Jackie here. It’s a musing-type morning: Indianapolis has taken a sour plunge into less-than-30-degree weather (after reaching 75 on Wednesday—two days ago), and I’m still propped up in my bed with my laptop. In my house, my laptop is probably better known as Jackie’s Morning Coffee, the thing I need to drag myself from the pleasant bonds of sleep, so Laptop and I are often together even before I get up to go to the bathroom each morning.
So I am musing because musing seems appropriate for a warm sit in bed on a moody Friday morning. And I am thinking about truth windows.
I first heard about truth windows from my husband, who read about them here, on the ever-interesting BLDGBLOG. What are they? Simply, a truth window is a false window cut into a wall that reveals what is behind the wall—what the building is made of. I love the little irony in that it’s a false window that allows for the truth to be revealed. I’m also fascinated by the way bringing something—in this case, the innards of our walls—into the light is a way for us to understand more of the essential being of that thing and, even more, this previously sight-unseen thing makes me think of more sight-unseens. As I stare at the straw stuffing revealed by the window in the original post, I think of the builders that placed this stuffing inside the walls of the house. I think of the day on which that wall was raised.
One would think that revealing the inside of a wall would simply answer a question (what’s in there?), but I am finding it forces my mind to raise more and more and more questions.

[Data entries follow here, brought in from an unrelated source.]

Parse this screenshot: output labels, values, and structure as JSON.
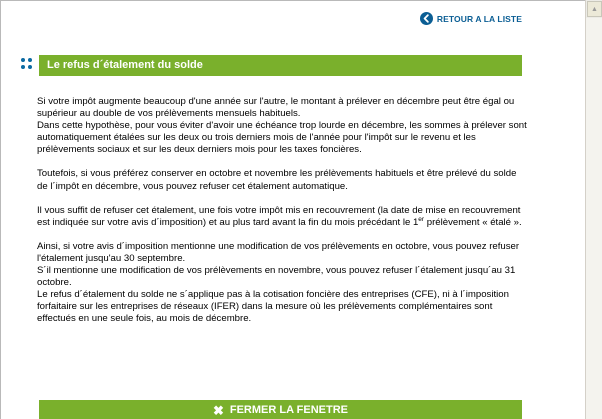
{
  "header": {
    "back_label": "RETOUR A LA LISTE",
    "back_icon": "back-arrow-icon",
    "accent": "#0b5e94"
  },
  "section": {
    "title": "Le refus d´étalement du solde",
    "bullet_icon": "four-dots-icon",
    "bar_color": "#7ab02c"
  },
  "content": {
    "p1_line1": "Si votre impôt augmente beaucoup d'une année sur l'autre, le montant à prélever en décembre peut être égal ou supérieur au double de vos prélèvements mensuels habituels.",
    "p1_line2": "Dans cette hypothèse, pour vous éviter d'avoir une échéance trop lourde en décembre, les sommes à prélever sont automatiquement étalées sur les deux ou trois derniers mois de l'année pour l'impôt sur le revenu et les prélèvements sociaux et sur les deux derniers mois pour les taxes foncières.",
    "p2": "Toutefois, si vous préférez conserver en octobre et novembre les prélèvements habituels et être prélevé du solde de l´impôt en décembre, vous pouvez refuser cet étalement automatique.",
    "p3_start": "Il vous suffit de refuser cet étalement, une fois votre impôt mis en recouvrement (la date de mise en recouvrement est indiquée sur votre avis d´imposition) et au plus tard avant la fin du mois précédant le 1",
    "p3_sup": "er",
    "p3_end": " prélèvement « étalé ».",
    "p4_line1": "Ainsi, si votre avis d´imposition mentionne une modification de vos prélèvements en octobre, vous pouvez refuser l'étalement jusqu'au 30 septembre.",
    "p4_line2": "S´il mentionne une modification de vos prélèvements en novembre, vous pouvez refuser l´étalement jusqu´au 31 octobre.",
    "p4_line3": "Le refus d´étalement du solde ne s´applique pas à la cotisation foncière des entreprises (CFE), ni à l´imposition forfaitaire sur les entreprises de réseaux (IFER) dans la mesure où les prélèvements complémentaires sont effectués en une seule fois, au mois de décembre."
  },
  "footer": {
    "close_label": "FERMER LA FENETRE",
    "close_icon": "close-x-icon"
  }
}
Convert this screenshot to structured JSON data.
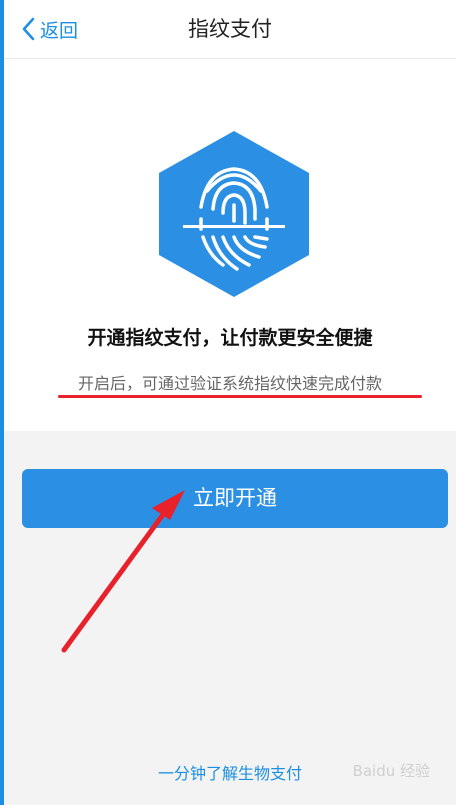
{
  "header": {
    "back_label": "返回",
    "title": "指纹支付"
  },
  "intro": {
    "headline": "开通指纹支付，让付款更安全便捷",
    "description": "开启后，可通过验证系统指纹快速完成付款"
  },
  "actions": {
    "enable_label": "立即开通",
    "learn_more_label": "一分钟了解生物支付"
  },
  "watermark": "Baidu 经验",
  "icons": {
    "back": "chevron-left-icon",
    "logo": "fingerprint-icon",
    "annotation": "red-arrow"
  },
  "colors": {
    "brand_blue": "#2b90e3",
    "link_blue": "#1a8fe3",
    "annotation_red": "#e8212b",
    "section_gray": "#f3f3f3"
  }
}
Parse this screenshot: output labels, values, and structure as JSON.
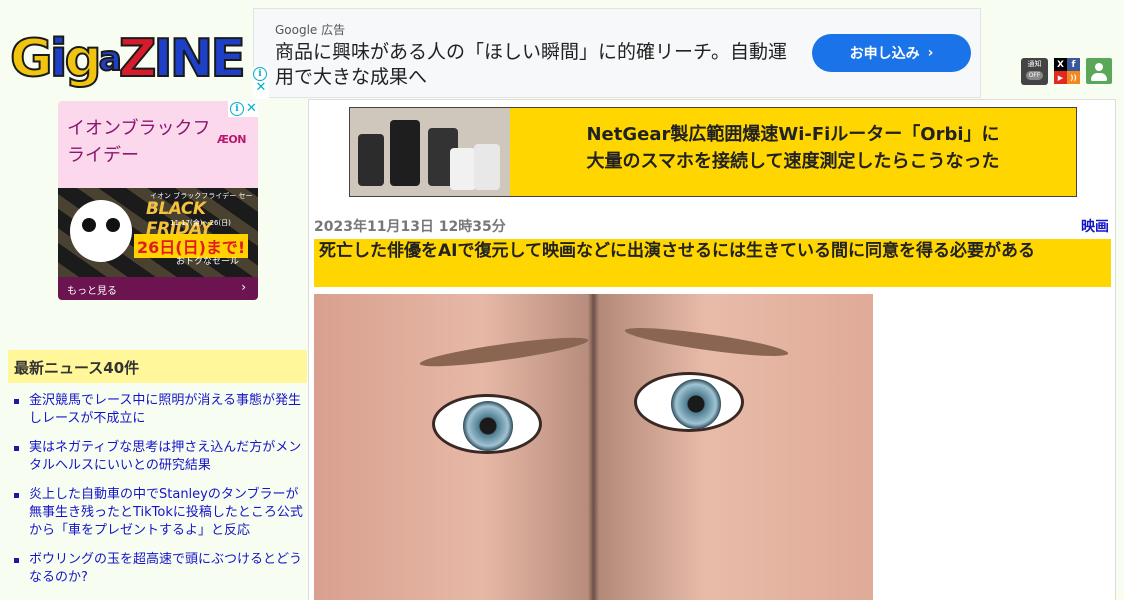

When I was younger (and dumber), I stated the following:
“Why would you ever buy an old thing when you could have a new thing for the same price?”
My mother recently reminded me that I once said this, and I responded that I hadn’t forgotten, that I had laughed at myself over the utter ridiculousness of that statement with how I now shop, decorate, think about the physical world I surround myself with.
I love old things, and maybe I love them even more when I think about how they can be truth windows to other times, places, people, as well as windows revealing me, their collector and assembler. Perhaps that is why we labor so long over the decoration of our homes, because we know what it can ultimately say about who we are. Perhaps we are justified in doing so.